Love,

-Ema-

Weekly pattern

Posted on in Art, DIY, Graphic Design, Pattern, Textiles.

“Mark making” is the pattern theme for this month over by Frau Müller. A theme that has a special meaning for me because it´s a big part of my work as an artist.

With a vocabulary of different strokes, techniques and marks a unique artwork comes together. It’s a play with layers that interact with each other and one mark leads to another.

For this weekly pattern I decided to stay with just one stroke. In my usual artwork I often make this kind of stroke in pencil. Sometimes I change to nib and ink or fountain pens.

The black ink really shows the intensity of the strokes. The layering of the strokes is clearly visible. In the mood of some experimental playtime I scanned, digitally repeated and layered the strokes. One time with a white background and the second one has a light moos-green background.I’m loving the pattern with the white background. I can imagine it as a fabric for pillows or curtains. And I like the intense contrast.
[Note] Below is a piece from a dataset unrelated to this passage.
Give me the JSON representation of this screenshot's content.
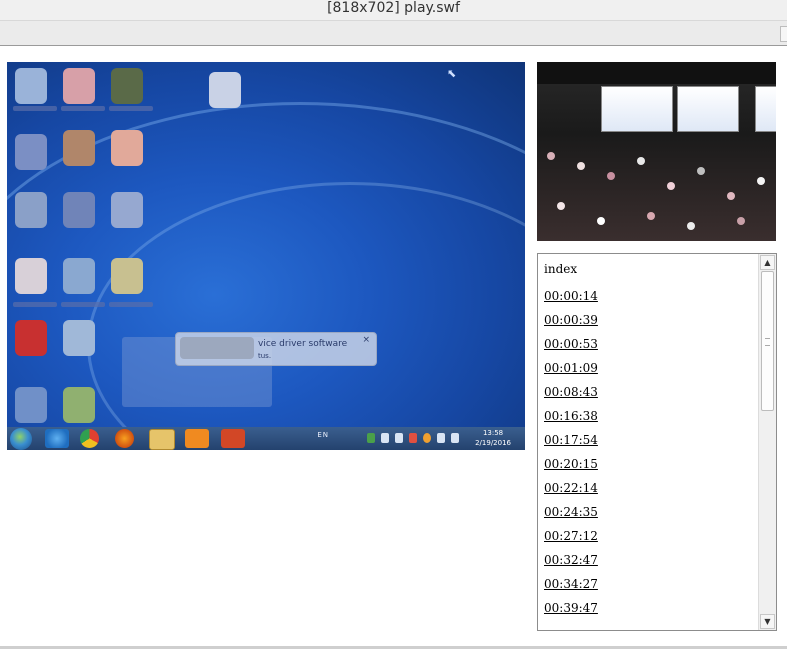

Besides I had the idea that it would be possible to individualize the fabric with colorful extra layers.

 

Love

-Ema-